Minus its ‘American exceptionalism’ language, bill requiring lessons on ‘founding principles’ passes Louisiana House

Louisiana House of Representatives members vote on a bill. (JC Canicosa/Louisiana Illuminator)

CORRECTION:  A previous version of this story incorrectly identified one of the Republicans who voted against the legislation.

A bill that mandates that Louisiana’s public K-8 schools teach students “the founding principles of the U.S.”– including the Declaration of Independence, the Gettysburg Address, the Constitution and the Federalist Papers — passed in the Louisiana House of Representatives by a 69-35 vote.

Rep. Valarie Hodges (R-Denham Springs), author of HB 352, said that “The U.S. has always been the strongest when its people come together and embrace those principles that unite us.”

“It’s our job to make sure that future generations of kids in America have a deeper understanding of the sacrifices it took to establish and preserve this great country,” Hodges said from the floor in support of her bill.

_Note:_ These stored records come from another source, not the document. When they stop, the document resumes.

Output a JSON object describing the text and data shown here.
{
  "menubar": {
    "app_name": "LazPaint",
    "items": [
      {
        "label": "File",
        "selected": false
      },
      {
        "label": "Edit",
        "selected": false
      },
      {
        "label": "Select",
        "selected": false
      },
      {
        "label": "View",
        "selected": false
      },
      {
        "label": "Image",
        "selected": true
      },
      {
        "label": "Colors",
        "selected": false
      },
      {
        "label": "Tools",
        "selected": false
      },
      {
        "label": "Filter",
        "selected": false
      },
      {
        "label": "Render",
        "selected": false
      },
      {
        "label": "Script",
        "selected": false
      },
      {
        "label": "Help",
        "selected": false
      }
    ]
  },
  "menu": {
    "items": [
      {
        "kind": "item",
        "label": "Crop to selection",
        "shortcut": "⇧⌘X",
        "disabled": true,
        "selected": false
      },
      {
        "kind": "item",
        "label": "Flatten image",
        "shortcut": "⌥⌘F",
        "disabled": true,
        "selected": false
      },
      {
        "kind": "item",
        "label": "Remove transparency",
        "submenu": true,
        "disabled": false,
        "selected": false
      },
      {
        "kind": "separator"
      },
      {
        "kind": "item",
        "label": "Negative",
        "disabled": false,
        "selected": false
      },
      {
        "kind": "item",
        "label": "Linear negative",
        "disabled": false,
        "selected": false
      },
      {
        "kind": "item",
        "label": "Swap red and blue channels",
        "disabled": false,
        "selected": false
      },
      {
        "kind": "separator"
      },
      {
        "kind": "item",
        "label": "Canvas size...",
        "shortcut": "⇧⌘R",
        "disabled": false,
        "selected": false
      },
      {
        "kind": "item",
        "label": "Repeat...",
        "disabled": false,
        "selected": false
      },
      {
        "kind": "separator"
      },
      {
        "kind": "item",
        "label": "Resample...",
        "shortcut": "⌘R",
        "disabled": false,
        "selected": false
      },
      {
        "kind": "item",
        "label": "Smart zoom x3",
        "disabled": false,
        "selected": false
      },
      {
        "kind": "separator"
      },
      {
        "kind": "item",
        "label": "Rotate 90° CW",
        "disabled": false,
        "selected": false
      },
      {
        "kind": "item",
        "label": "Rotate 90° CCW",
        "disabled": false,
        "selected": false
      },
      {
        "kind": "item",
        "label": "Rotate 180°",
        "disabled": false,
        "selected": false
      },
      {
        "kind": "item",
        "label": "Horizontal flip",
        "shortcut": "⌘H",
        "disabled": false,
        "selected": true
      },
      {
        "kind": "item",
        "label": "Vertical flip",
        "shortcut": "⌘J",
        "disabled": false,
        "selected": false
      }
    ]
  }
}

Originally, the bill mandated that schools teach about “American exceptionalism” and “globalism” and promote “the benefits of capitalism, private property, constitutional liberties, the value of a constitutional republic and traditional standards of moral values,” but an amendment introduced by Rep. Barry Ivey (R-Baton Rouge) removed that language from the legislation.

Rep. Royce Duplessis (D-New Orleans) said he opposed HB 352 because he “doesn’t believe” public school curriculums should have mandates from the Legislature.

Most Republicans voted for the bill except for House Speaker Clay Schexnayder of Gonzalez Barbara Freiberg of Baton Rouge. Both independents in the House voted against it and so did all but three Democrats: Francis Thompson of Delhi, Melinda White of Bogalusa and Kyle Green of Marrero.

The bill was highly contested when it was introduced to House Education May 12, especially because a failed amendment that would prevent schools from using textbooks or other learning materials that “provide that a particular sex, race, ethnicity, or national origin is inherently superior or inferior to another” was accused of being essentially the same idea Ray Garofalo (R-Chalmette) had about not teaching about systemic racism and sexism but “in disguise.”

Garofalo’s bill would have banned lessons that assert that the U.S. or the state “is fundamentally, institutionally, or systemically racist or sexist” and caused weeks-long political tension between Black and White lawmakers in the House that resulted in Garofalo’s eventual removal as chair of the committee.

The bill moves to the Senate for introduction.